There are an estimated 60,000 visitors a day to the small islands, canals and alleyways that make up Venice. Venice is absolutely packed with tourists so expect to queue at most venues to gain entry. After 4pm most of the tourists head back to whence they came leaving the residents and those staying in Venice in relative calmness. During the evening there are still hundreds of tourists milling around looking for places to eat in some of the tavernas and restaurants around the city. Be warned if you eat in St. Marks Square you will pay a premium price however head off down some of the alleyways and you will find more reasonable priced places to eat.
To the North East of Venice you can see the Marco Polo International airport and the water taxis and water busses bringing even more tourists to Venice.
The views are phenomenal and I would highly recommend a visit to the top of St. Marks Campanile.
It costs 8 Euros to reach the top of the tower fortunately the assent is by a lift. It does get really packed during the day but during the evening or early morning it is much quieter before the thousands of tourists arrive for the day. It is open from roughly 09:00 to 21:00 which is great as once the day trippers have gone there are hardly any queues and we queued for about 15 minutes.
Once we came down we were quite exhilarated by the views we had just seen. A massive cruise liner passed by being guided along the water course towards the sea by tugs which looked tiny in comparison to the massive ship it was pulling. The liner towered above the town houses and Palaces along the route and once in front of St. Marks Square it obliterated the view of Isla San Georgio.
Once we came down by lift to the ground the bells started to chime. We were very fortunate to have left the tower when we did as the bells sounded really loud. There were still tourists up the tower as the bells began to chime.

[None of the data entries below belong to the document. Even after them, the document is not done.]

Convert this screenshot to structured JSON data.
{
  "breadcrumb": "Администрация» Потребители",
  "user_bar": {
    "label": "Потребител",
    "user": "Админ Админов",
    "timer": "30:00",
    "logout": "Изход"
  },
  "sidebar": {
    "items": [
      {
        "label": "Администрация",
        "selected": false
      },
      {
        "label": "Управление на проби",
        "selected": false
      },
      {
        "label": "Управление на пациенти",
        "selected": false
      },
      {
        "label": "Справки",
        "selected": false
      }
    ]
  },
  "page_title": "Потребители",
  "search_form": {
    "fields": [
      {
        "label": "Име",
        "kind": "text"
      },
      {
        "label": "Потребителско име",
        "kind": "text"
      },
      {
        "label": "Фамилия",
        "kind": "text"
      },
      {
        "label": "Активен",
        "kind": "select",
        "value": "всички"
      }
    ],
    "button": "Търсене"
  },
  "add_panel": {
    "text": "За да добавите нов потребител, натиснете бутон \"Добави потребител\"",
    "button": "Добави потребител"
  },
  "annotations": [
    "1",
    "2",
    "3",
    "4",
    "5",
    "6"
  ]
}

I thoroughly recommend a visit up St.Marks Campanile it is a superb way to see the sights of Venice and one of Venices Landmarks. If you are lost in Venice all you need to do is look towards the sky every so often and you will eventually see the tower so that you can get your bearings.

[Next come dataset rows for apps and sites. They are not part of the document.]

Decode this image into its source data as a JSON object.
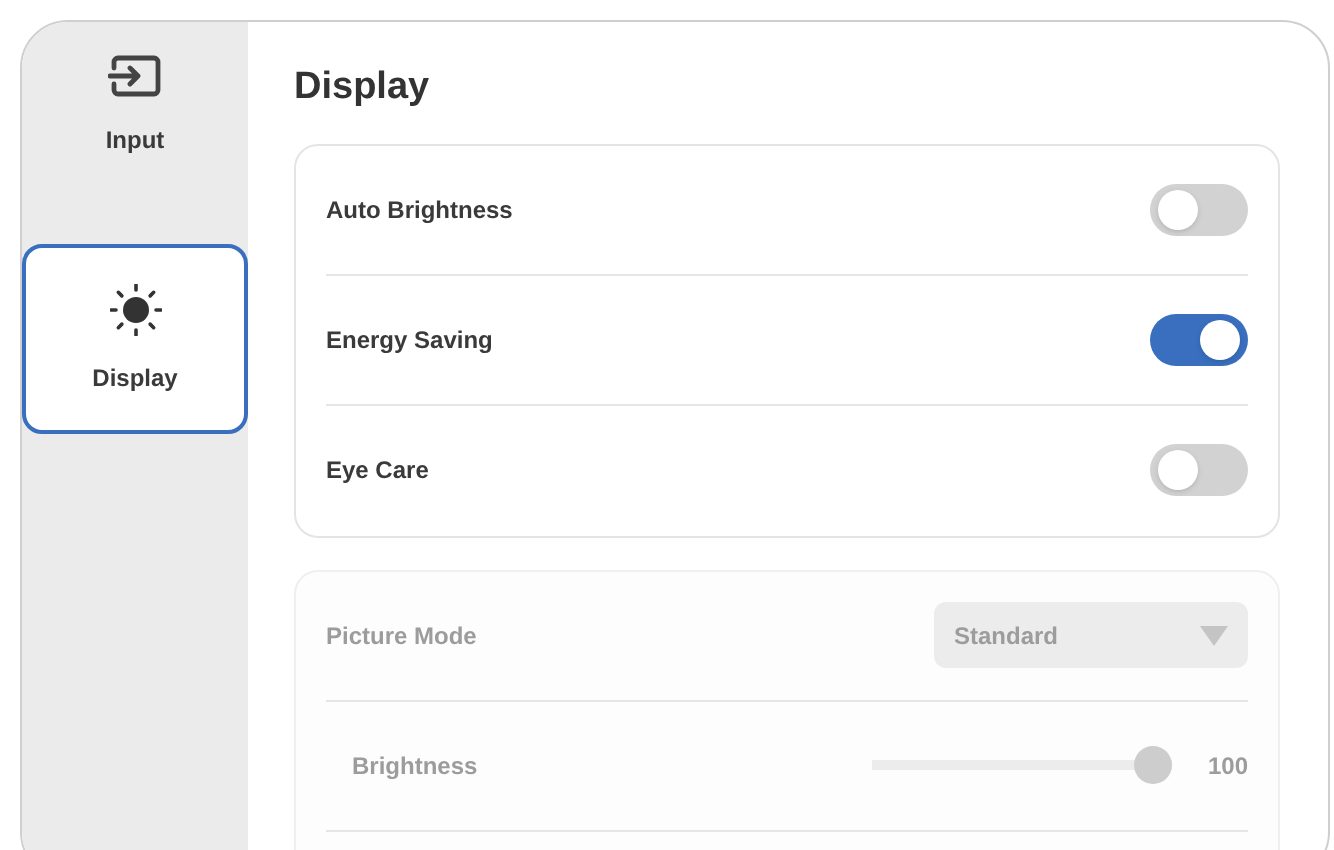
{
  "sidebar": {
    "items": [
      {
        "kind": "input",
        "label": "Input",
        "selected": false
      },
      {
        "kind": "display",
        "label": "Display",
        "selected": true
      }
    ]
  },
  "title": "Display",
  "cards": [
    {
      "disabled": false,
      "rows": [
        {
          "kind": "toggle",
          "label": "Auto Brightness",
          "on": false
        },
        {
          "kind": "toggle",
          "label": "Energy Saving",
          "on": true
        },
        {
          "kind": "toggle",
          "label": "Eye Care",
          "on": false
        }
      ]
    },
    {
      "disabled": true,
      "rows": [
        {
          "kind": "select",
          "label": "Picture Mode",
          "value": "Standard"
        },
        {
          "kind": "slider",
          "label": "Brightness",
          "level": 1,
          "reading": "100"
        }
      ]
    }
  ]
}
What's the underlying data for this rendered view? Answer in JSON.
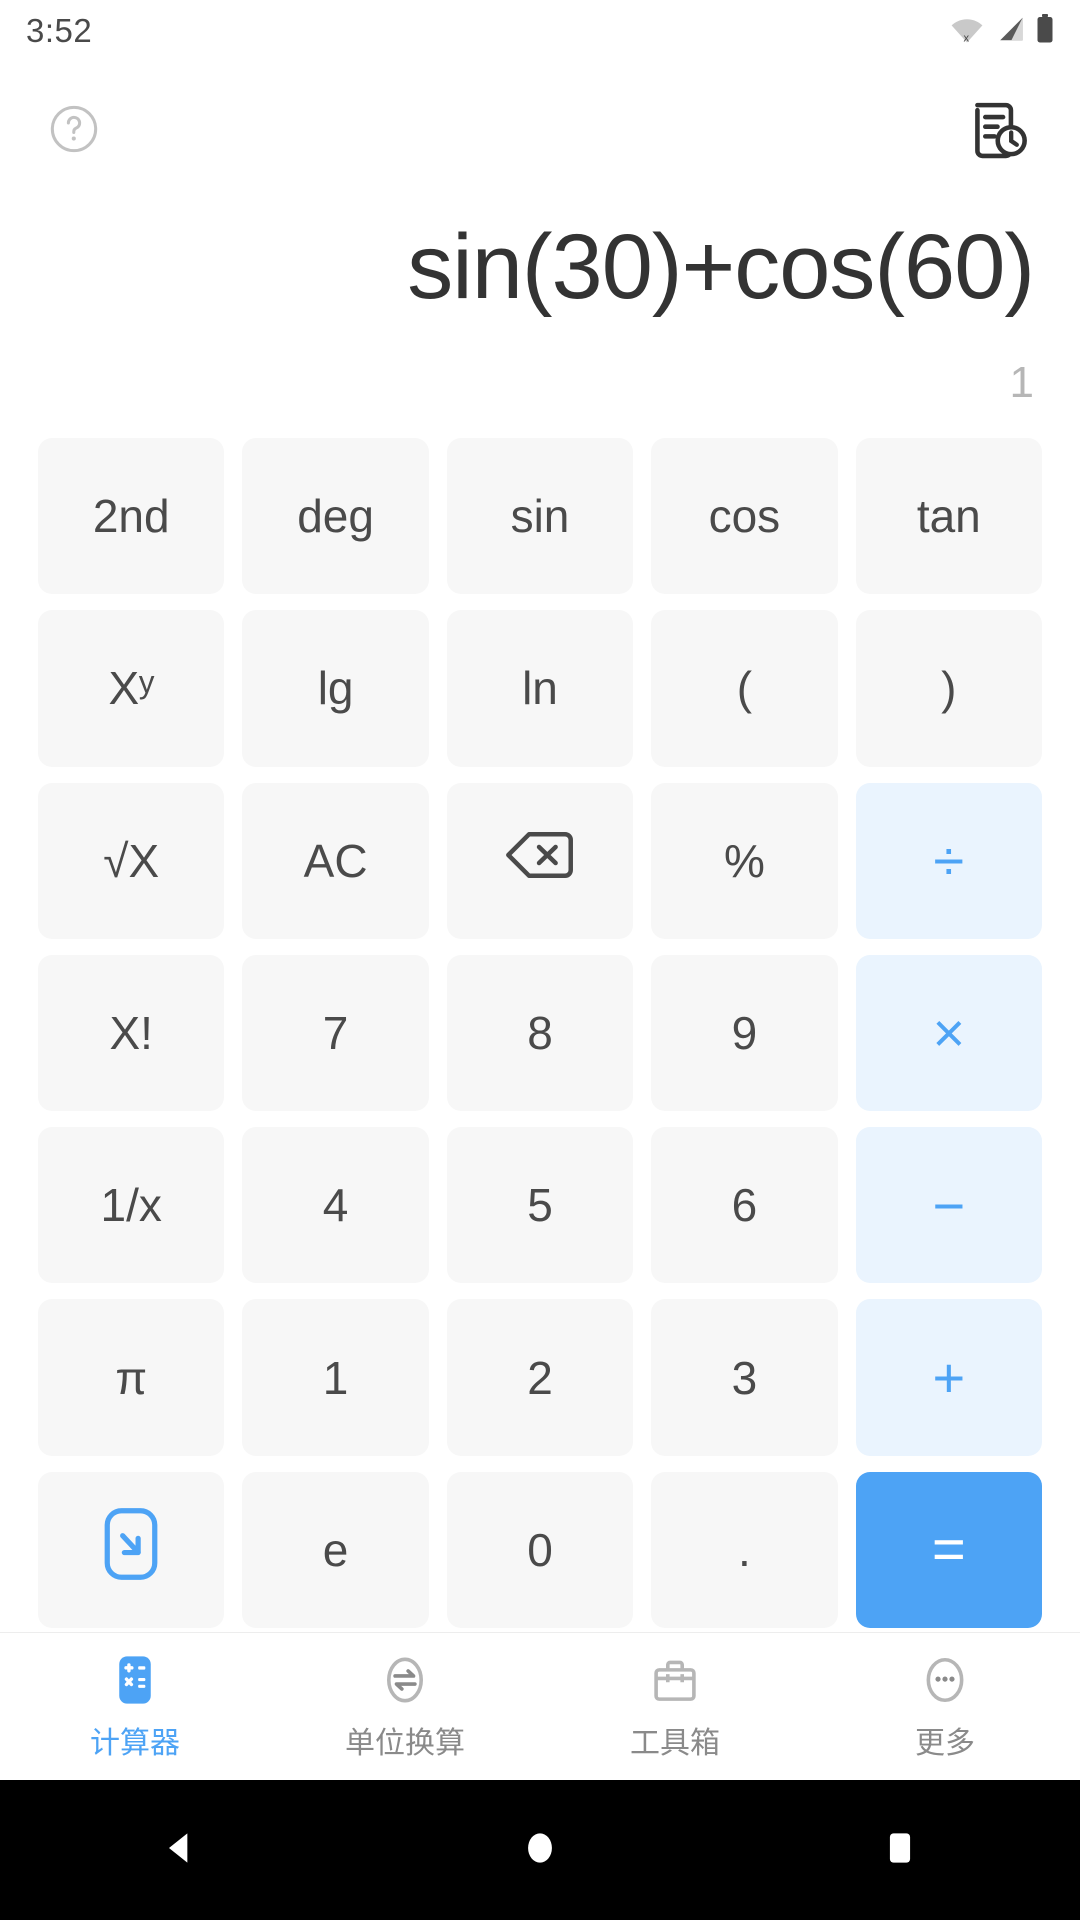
{
  "status_bar": {
    "time": "3:52",
    "icons": [
      "wifi-off-icon",
      "signal-icon",
      "battery-icon"
    ]
  },
  "top_bar": {
    "help_icon": "help-circle-icon",
    "history_icon": "history-document-icon"
  },
  "display": {
    "expression": "sin(30)+cos(60)",
    "result": "1"
  },
  "colors": {
    "accent": "#4da3f5",
    "operator_bg": "#eaf4fe",
    "key_bg": "#f7f7f7",
    "text": "#4a4a4a",
    "expression_text": "#333333",
    "result_text": "#b6b6b6"
  },
  "keypad": {
    "rows": [
      [
        {
          "label": "2nd",
          "name": "key-2nd",
          "style": "normal"
        },
        {
          "label": "deg",
          "name": "key-deg",
          "style": "normal"
        },
        {
          "label": "sin",
          "name": "key-sin",
          "style": "normal"
        },
        {
          "label": "cos",
          "name": "key-cos",
          "style": "normal"
        },
        {
          "label": "tan",
          "name": "key-tan",
          "style": "normal"
        }
      ],
      [
        {
          "label": "Xʸ",
          "name": "key-power",
          "style": "normal"
        },
        {
          "label": "lg",
          "name": "key-lg",
          "style": "normal"
        },
        {
          "label": "ln",
          "name": "key-ln",
          "style": "normal"
        },
        {
          "label": "(",
          "name": "key-open-paren",
          "style": "normal"
        },
        {
          "label": ")",
          "name": "key-close-paren",
          "style": "normal"
        }
      ],
      [
        {
          "label": "√X",
          "name": "key-sqrt",
          "style": "normal"
        },
        {
          "label": "AC",
          "name": "key-ac",
          "style": "normal"
        },
        {
          "label": "",
          "name": "key-backspace",
          "style": "icon-backspace"
        },
        {
          "label": "%",
          "name": "key-percent",
          "style": "normal"
        },
        {
          "label": "÷",
          "name": "key-divide",
          "style": "op"
        }
      ],
      [
        {
          "label": "X!",
          "name": "key-factorial",
          "style": "normal"
        },
        {
          "label": "7",
          "name": "key-7",
          "style": "normal"
        },
        {
          "label": "8",
          "name": "key-8",
          "style": "normal"
        },
        {
          "label": "9",
          "name": "key-9",
          "style": "normal"
        },
        {
          "label": "×",
          "name": "key-multiply",
          "style": "op"
        }
      ],
      [
        {
          "label": "1/x",
          "name": "key-reciprocal",
          "style": "normal"
        },
        {
          "label": "4",
          "name": "key-4",
          "style": "normal"
        },
        {
          "label": "5",
          "name": "key-5",
          "style": "normal"
        },
        {
          "label": "6",
          "name": "key-6",
          "style": "normal"
        },
        {
          "label": "−",
          "name": "key-minus",
          "style": "op"
        }
      ],
      [
        {
          "label": "π",
          "name": "key-pi",
          "style": "normal"
        },
        {
          "label": "1",
          "name": "key-1",
          "style": "normal"
        },
        {
          "label": "2",
          "name": "key-2",
          "style": "normal"
        },
        {
          "label": "3",
          "name": "key-3",
          "style": "normal"
        },
        {
          "label": "+",
          "name": "key-plus",
          "style": "op"
        }
      ],
      [
        {
          "label": "",
          "name": "key-collapse-keypad",
          "style": "icon-collapse"
        },
        {
          "label": "e",
          "name": "key-e",
          "style": "normal"
        },
        {
          "label": "0",
          "name": "key-0",
          "style": "normal"
        },
        {
          "label": ".",
          "name": "key-decimal",
          "style": "normal"
        },
        {
          "label": "=",
          "name": "key-equals",
          "style": "equals"
        }
      ]
    ]
  },
  "bottom_nav": {
    "items": [
      {
        "label": "计算器",
        "name": "nav-calculator",
        "icon": "calculator-icon",
        "active": true
      },
      {
        "label": "单位换算",
        "name": "nav-unit-converter",
        "icon": "convert-icon",
        "active": false
      },
      {
        "label": "工具箱",
        "name": "nav-toolbox",
        "icon": "toolbox-icon",
        "active": false
      },
      {
        "label": "更多",
        "name": "nav-more",
        "icon": "more-icon",
        "active": false
      }
    ]
  },
  "android_nav": {
    "back": "back-triangle-icon",
    "home": "home-circle-icon",
    "recents": "recents-square-icon"
  }
}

The Campanile in St Mark's Square provides the most impressive views out over the city, and the lagoon surrounding it. The current tower was built in 1912, and is based on designs drawn up in the 16th century when the tower was rebuilt following an earthquake. Visitors to the new campanile will be glad to hear that the current design includes a lift to carry visitors up to the top, so you don't have to walk up the internal ramp as Galileo did when he demonstrated his telescope to one of the Doges in the early 16th century. The original design, from the 12th century, was for a lighthouse to aid ships coming into the port of Venice, and it was only later that it became used as a belltower, with five bells to ring at different times of the day, to alert the public to an imminent public execution, or to summon senators to meetings at the Doge's palace. The view from the top of the Campanile is truly incredible, because the buildings of Venice are all very short by modern standards, due to the strict construction laws imposed on the city. Consequently, you get an exceptional view of the orange roofs of the city's buildings, as well as a superb view down on the Basilica's five domes. The admission fee is relatively cheap, but you can often have to queue for a long time to go up the Campanile as the lift only carries a small number of people at a time.